From: Rich Budinger
Wisconsin Industrial Sand Association
A UW-Eau Claire professor and his students recently made headlines for monitoring air quality around local industrial sand sites. Without knowing the full story, however, their class project may cause readers undue concern about an industry that has operated safely and successfully in the Badger State for more than a century.
Silica in the form of quartz is the second most common substance in the earth’s crust and is present everywhere, in most dirt, sand, gravel and rocks. It is incorporated in many common materials – for example, the concrete, bricks, tile, paint, countertops and other items found in our homes probably contain silica. It is in the air, everywhere, all the time. The U.S. Environmental Protection Agency reports that quarries contribute less than 1 percent of the silica dust in the environment; most comes from dirt roads, paved roads, agricultural activities and construction.

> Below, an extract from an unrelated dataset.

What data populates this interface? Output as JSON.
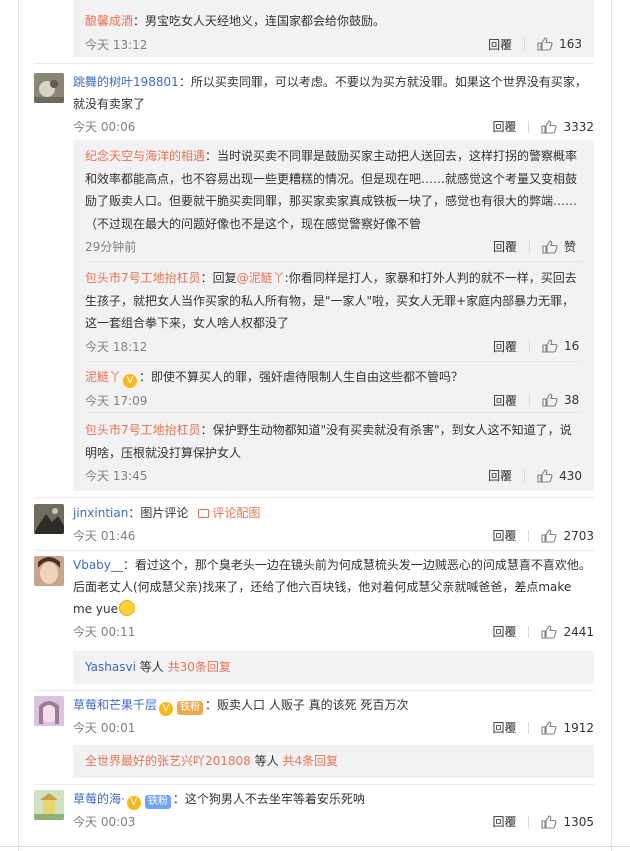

Potential adverse health effects associated with exposure to sand dust are classified as occupational diseases. That’s why sand companies are highly regulated and why we use rigorous monitoring, regular health evaluations and sophisticated emission-control technology to protect employees – and, by extension, the public. Occupational instances of silicosis and other health impacts have dramatically declined in recent years, and there has never been a reported non-occupational health impact from environmental exposure to respirable crystalline silica in the United States.
The EPA and the Wisconsin DNR have both concluded that by complying with stringent state and federal standards, industrial sand companies are protecting the public against potential silica health effects. The facts bear this out, and this is why the Wisconsin Industrial Sand Association (WISA) supports strict enforcement of these existing standards.
On behalf of the members and Friends of WISA, I want the public to know that air quality and the health and safety of employees and neighbors is a top priority for our members. Vigilance and adherence to strict rules and regulations is part of the reason sand mining has lasted more than 100 years here and continues to be an important industry, solid economic contributor and good neighbor in Wisconsin.